Americans may not be saving enough for retirement, according to multiple analyses, but an increasing number are participating in work-based retirement savings plans and those assets growing, especially in IRAs, the Employee Benefit Research Institute reports.
Its latest analysis of individual retirement plans, based on 2016 data, EBRI says more than 79.4% of family heads eligible to participate in a defined contribution (DC) plan at work did so, up from 78.7% three years earlier. The percentage of families owning IRAs or Keogh plans rose to just under 30% from 28.1% in 2013. In both cases participation was greatest among families who had higher incomes and had achieved higher levels of education.
Average account holdings were just under $168,000 among families with DC plans, up almost 25% from 2013, and were just under $204,000 in IRA/Keogh plans, up just 2% from 2013.
Median account balances, however, were a different story: $43,000 for DC plans, up 13% from 2013, and $53,000 for IRA/Keogh plans, up 3% from 2013.
EBRI explains that IRA assets are greater than DC plan assets in large part because of rollovers from DC plans. By 2016, Americans had amassed $7.85 trillion in IRAs versus $5.56 trillion in DC plans.
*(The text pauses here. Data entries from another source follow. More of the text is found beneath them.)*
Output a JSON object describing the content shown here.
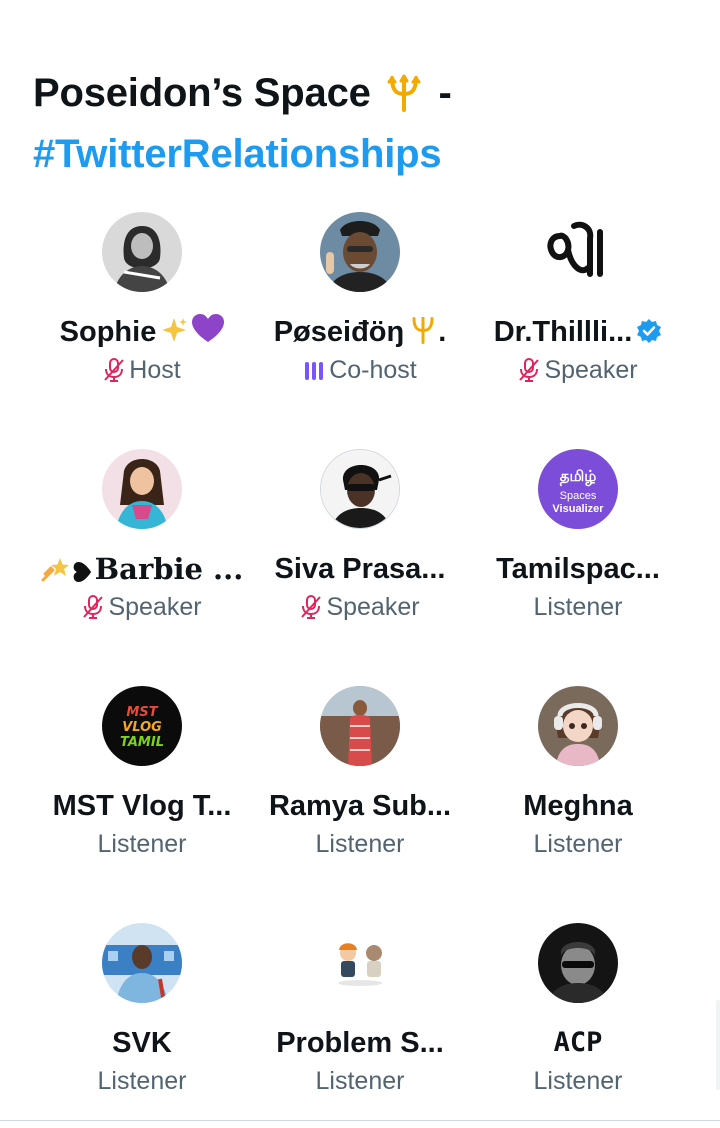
{
  "space": {
    "title_line1": "Poseidon’s Space",
    "title_sep": "-",
    "hashtag": "#TwitterRelationships"
  },
  "colors": {
    "accent": "#1d9bf0",
    "muted_mic": "#e0245e",
    "cohost_wave": "#7856ff",
    "secondary_text": "#536471"
  },
  "participants": [
    {
      "name": "Sophie",
      "role": "Host",
      "mic": "muted",
      "icons": [
        "sparkles-icon",
        "purple-heart-icon"
      ]
    },
    {
      "name": "Pøseiđöŋ",
      "role": "Co-host",
      "mic": "speaking",
      "icons": [
        "trident-icon"
      ]
    },
    {
      "name": "Dr.Thillli...",
      "role": "Speaker",
      "mic": "muted",
      "icons": [
        "verified-badge-icon"
      ]
    },
    {
      "name": "Barbie ...",
      "role": "Speaker",
      "mic": "muted",
      "icons": [
        "shooting-star-icon",
        "heart-icon"
      ]
    },
    {
      "name": "Siva Prasa...",
      "role": "Speaker",
      "mic": "muted"
    },
    {
      "name": "Tamilspac...",
      "role": "Listener",
      "avatar_text": [
        "தமிழ்",
        "Spaces",
        "Visualizer"
      ]
    },
    {
      "name": "MST Vlog T...",
      "role": "Listener",
      "avatar_text": [
        "MST",
        "VLOG",
        "TAMIL"
      ]
    },
    {
      "name": "Ramya Sub...",
      "role": "Listener"
    },
    {
      "name": "Meghna",
      "role": "Listener"
    },
    {
      "name": "SVK",
      "role": "Listener"
    },
    {
      "name": "Problem S...",
      "role": "Listener"
    },
    {
      "name": "ACP",
      "role": "Listener"
    }
  ]
}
Rollover IRAs had the largest share of IRA assets, at 46.2%, followed by traditional IRAs at 37.5%, Roth IRAs at 14.6% and Keogh plans at 1.75%.
EBRI calls the combination of IRA/Keogh accounts and defined contribution plans “individual account” retirement plans and notes that in 2016 they accounted for 68% of families’ financial assets, up from less than 45% in 1992.
“Not only do individual account assets make up a large portion of the financial assets of those that own them, but families with individual account assets have substantially higher levels of net worth than those without them,” said Craig Copeland, Senior Research Associate at EBRI, in a statement.
(Related: GAO: Overhaul Entire US Retirement System)
He noted that that the median net worth of those owning IA assets was $249,950 in 2016, compared with $19,200 for families without such assets. In addition, families with IA assets are also more likely to own a home than those without these assets. “Individual account assets are clearly an important source of assets for families that own them.”
They represent the largest share of financial assets for families with a head of household age 35 to 64 and with incomes between $25,000 and $100,000 and networth worth between the 25th and 90th percentile.
Given the importance of individual account plans in the finances and net worth of so many American families, EBRI warns that “any policy that alters this system could have consequences … for Americans’ ability to fund a comfortable retirement.”